Records supplied →

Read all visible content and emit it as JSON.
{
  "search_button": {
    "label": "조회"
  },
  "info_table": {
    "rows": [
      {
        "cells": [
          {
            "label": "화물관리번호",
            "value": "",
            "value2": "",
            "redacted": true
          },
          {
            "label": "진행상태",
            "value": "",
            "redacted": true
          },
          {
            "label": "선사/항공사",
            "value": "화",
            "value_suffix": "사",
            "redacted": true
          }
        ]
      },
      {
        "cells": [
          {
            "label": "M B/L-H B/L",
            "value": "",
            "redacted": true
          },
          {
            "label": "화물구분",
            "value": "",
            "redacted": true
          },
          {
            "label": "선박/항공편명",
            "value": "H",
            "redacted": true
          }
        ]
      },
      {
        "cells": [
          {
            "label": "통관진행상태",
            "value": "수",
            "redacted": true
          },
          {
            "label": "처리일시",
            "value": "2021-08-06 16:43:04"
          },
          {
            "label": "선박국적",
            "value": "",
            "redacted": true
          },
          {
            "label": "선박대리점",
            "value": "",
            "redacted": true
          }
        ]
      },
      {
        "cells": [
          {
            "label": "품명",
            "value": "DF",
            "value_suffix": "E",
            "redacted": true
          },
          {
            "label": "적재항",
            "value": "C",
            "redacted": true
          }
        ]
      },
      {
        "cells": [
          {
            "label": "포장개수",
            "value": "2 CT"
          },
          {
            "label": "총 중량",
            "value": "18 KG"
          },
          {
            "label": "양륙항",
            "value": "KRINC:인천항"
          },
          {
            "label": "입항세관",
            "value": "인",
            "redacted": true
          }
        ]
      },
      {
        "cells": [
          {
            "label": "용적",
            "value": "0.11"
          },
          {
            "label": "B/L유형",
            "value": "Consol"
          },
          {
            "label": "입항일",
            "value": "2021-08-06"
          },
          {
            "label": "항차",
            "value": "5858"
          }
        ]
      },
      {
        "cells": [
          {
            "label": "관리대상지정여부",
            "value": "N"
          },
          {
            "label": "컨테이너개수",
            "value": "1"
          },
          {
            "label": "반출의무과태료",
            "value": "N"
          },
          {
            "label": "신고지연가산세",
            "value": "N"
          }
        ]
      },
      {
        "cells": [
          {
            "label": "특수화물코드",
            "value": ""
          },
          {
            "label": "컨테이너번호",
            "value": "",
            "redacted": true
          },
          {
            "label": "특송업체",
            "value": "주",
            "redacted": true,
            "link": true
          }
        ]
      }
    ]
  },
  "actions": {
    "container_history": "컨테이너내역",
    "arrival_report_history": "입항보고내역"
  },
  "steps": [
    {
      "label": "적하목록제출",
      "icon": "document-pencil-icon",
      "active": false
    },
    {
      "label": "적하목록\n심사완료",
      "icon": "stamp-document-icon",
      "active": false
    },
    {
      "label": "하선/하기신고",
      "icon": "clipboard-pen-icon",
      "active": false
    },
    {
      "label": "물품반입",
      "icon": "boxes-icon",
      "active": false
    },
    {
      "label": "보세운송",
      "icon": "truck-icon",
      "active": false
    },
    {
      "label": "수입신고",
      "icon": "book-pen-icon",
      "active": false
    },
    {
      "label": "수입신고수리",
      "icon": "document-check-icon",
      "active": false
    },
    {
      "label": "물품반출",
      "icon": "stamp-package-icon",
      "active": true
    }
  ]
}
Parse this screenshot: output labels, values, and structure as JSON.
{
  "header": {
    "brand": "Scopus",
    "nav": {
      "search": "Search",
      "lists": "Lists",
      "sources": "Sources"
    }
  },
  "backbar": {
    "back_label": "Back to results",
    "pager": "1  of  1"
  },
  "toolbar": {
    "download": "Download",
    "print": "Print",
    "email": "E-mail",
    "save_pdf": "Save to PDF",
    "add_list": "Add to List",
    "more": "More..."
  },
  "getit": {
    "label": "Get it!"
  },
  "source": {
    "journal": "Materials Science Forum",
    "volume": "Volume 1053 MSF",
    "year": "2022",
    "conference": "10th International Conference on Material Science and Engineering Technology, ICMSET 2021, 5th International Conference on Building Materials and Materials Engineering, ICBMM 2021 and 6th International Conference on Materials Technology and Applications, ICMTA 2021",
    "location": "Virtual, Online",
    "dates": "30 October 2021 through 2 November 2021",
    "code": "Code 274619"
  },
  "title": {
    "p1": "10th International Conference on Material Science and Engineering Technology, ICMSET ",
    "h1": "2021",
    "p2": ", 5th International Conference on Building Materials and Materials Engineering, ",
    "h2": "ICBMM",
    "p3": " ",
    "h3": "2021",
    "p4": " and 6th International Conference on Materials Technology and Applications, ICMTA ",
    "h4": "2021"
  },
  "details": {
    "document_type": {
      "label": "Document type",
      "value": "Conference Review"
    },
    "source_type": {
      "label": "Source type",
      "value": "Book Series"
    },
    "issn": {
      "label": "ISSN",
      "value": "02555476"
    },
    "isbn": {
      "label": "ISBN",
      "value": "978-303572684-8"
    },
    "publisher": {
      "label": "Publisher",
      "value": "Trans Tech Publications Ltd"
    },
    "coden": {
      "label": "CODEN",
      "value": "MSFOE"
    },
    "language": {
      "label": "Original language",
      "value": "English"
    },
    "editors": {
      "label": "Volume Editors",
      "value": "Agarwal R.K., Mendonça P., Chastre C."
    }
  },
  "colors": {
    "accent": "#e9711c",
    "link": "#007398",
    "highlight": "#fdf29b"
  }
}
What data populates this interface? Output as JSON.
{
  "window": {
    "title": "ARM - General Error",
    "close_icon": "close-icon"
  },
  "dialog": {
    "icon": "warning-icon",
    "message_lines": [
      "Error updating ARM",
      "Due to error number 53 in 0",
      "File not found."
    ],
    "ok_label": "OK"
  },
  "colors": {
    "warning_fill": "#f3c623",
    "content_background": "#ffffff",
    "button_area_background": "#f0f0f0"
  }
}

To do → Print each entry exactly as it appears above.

Solution to the problem →
Read all visible content and emit it as JSON.
{
  "search_button": {
    "label": "조회"
  },
  "info_table": {
    "rows": [
      {
        "cells": [
          {
            "label": "화물관리번호",
            "value": "",
            "value2": "",
            "redacted": true
          },
          {
            "label": "진행상태",
            "value": "",
            "redacted": true
          },
          {
            "label": "선사/항공사",
            "value": "화",
            "value_suffix": "사",
            "redacted": true
          }
        ]
      },
      {
        "cells": [
          {
            "label": "M B/L-H B/L",
            "value": "",
            "redacted": true
          },
          {
            "label": "화물구분",
            "value": "",
            "redacted": true
          },
          {
            "label": "선박/항공편명",
            "value": "H",
            "redacted": true
          }
        ]
      },
      {
        "cells": [
          {
            "label": "통관진행상태",
            "value": "수",
            "redacted": true
          },
          {
            "label": "처리일시",
            "value": "2021-08-06 16:43:04"
          },
          {
            "label": "선박국적",
            "value": "",
            "redacted": true
          },
          {
            "label": "선박대리점",
            "value": "",
            "redacted": true
          }
        ]
      },
      {
        "cells": [
          {
            "label": "품명",
            "value": "DF",
            "value_suffix": "E",
            "redacted": true
          },
          {
            "label": "적재항",
            "value": "C",
            "redacted": true
          }
        ]
      },
      {
        "cells": [
          {
            "label": "포장개수",
            "value": "2 CT"
          },
          {
            "label": "총 중량",
            "value": "18 KG"
          },
          {
            "label": "양륙항",
            "value": "KRINC:인천항"
          },
          {
            "label": "입항세관",
            "value": "인",
            "redacted": true
          }
        ]
      },
      {
        "cells": [
          {
            "label": "용적",
            "value": "0.11"
          },
          {
            "label": "B/L유형",
            "value": "Consol"
          },
          {
            "label": "입항일",
            "value": "2021-08-06"
          },
          {
            "label": "항차",
            "value": "5858"
          }
        ]
      },
      {
        "cells": [
          {
            "label": "관리대상지정여부",
            "value": "N"
          },
          {
            "label": "컨테이너개수",
            "value": "1"
          },
          {
            "label": "반출의무과태료",
            "value": "N"
          },
          {
            "label": "신고지연가산세",
            "value": "N"
          }
        ]
      },
      {
        "cells": [
          {
            "label": "특수화물코드",
            "value": ""
          },
          {
            "label": "컨테이너번호",
            "value": "",
            "redacted": true
          },
          {
            "label": "특송업체",
            "value": "주",
            "redacted": true,
            "link": true
          }
        ]
      }
    ]
  },
  "actions": {
    "container_history": "컨테이너내역",
    "arrival_report_history": "입항보고내역"
  },
  "steps": [
    {
      "label": "적하목록제출",
      "icon": "document-pencil-icon",
      "active": false
    },
    {
      "label": "적하목록\n심사완료",
      "icon": "stamp-document-icon",
      "active": false
    },
    {
      "label": "하선/하기신고",
      "icon": "clipboard-pen-icon",
      "active": false
    },
    {
      "label": "물품반입",
      "icon": "boxes-icon",
      "active": false
    },
    {
      "label": "보세운송",
      "icon": "truck-icon",
      "active": false
    },
    {
      "label": "수입신고",
      "icon": "book-pen-icon",
      "active": false
    },
    {
      "label": "수입신고수리",
      "icon": "document-check-icon",
      "active": false
    },
    {
      "label": "물품반출",
      "icon": "stamp-package-icon",
      "active": true
    }
  ]
}
Parse this screenshot: output labels, values, and structure as JSON.
{
  "header": {
    "brand": "Scopus",
    "nav": {
      "search": "Search",
      "lists": "Lists",
      "sources": "Sources"
    }
  },
  "backbar": {
    "back_label": "Back to results",
    "pager": "1  of  1"
  },
  "toolbar": {
    "download": "Download",
    "print": "Print",
    "email": "E-mail",
    "save_pdf": "Save to PDF",
    "add_list": "Add to List",
    "more": "More..."
  },
  "getit": {
    "label": "Get it!"
  },
  "source": {
    "journal": "Materials Science Forum",
    "volume": "Volume 1053 MSF",
    "year": "2022",
    "conference": "10th International Conference on Material Science and Engineering Technology, ICMSET 2021, 5th International Conference on Building Materials and Materials Engineering, ICBMM 2021 and 6th International Conference on Materials Technology and Applications, ICMTA 2021",
    "location": "Virtual, Online",
    "dates": "30 October 2021 through 2 November 2021",
    "code": "Code 274619"
  },
  "title": {
    "p1": "10th International Conference on Material Science and Engineering Technology, ICMSET ",
    "h1": "2021",
    "p2": ", 5th International Conference on Building Materials and Materials Engineering, ",
    "h2": "ICBMM",
    "p3": " ",
    "h3": "2021",
    "p4": " and 6th International Conference on Materials Technology and Applications, ICMTA ",
    "h4": "2021"
  },
  "details": {
    "document_type": {
      "label": "Document type",
      "value": "Conference Review"
    },
    "source_type": {
      "label": "Source type",
      "value": "Book Series"
    },
    "issn": {
      "label": "ISSN",
      "value": "02555476"
    },
    "isbn": {
      "label": "ISBN",
      "value": "978-303572684-8"
    },
    "publisher": {
      "label": "Publisher",
      "value": "Trans Tech Publications Ltd"
    },
    "coden": {
      "label": "CODEN",
      "value": "MSFOE"
    },
    "language": {
      "label": "Original language",
      "value": "English"
    },
    "editors": {
      "label": "Volume Editors",
      "value": "Agarwal R.K., Mendonça P., Chastre C."
    }
  },
  "colors": {
    "accent": "#e9711c",
    "link": "#007398",
    "highlight": "#fdf29b"
  }
}
What data populates this interface? Output as JSON.
{
  "window": {
    "title": "ARM - General Error",
    "close_icon": "close-icon"
  },
  "dialog": {
    "icon": "warning-icon",
    "message_lines": [
      "Error updating ARM",
      "Due to error number 53 in 0",
      "File not found."
    ],
    "ok_label": "OK"
  },
  "colors": {
    "warning_fill": "#f3c623",
    "content_background": "#ffffff",
    "button_area_background": "#f0f0f0"
  }
}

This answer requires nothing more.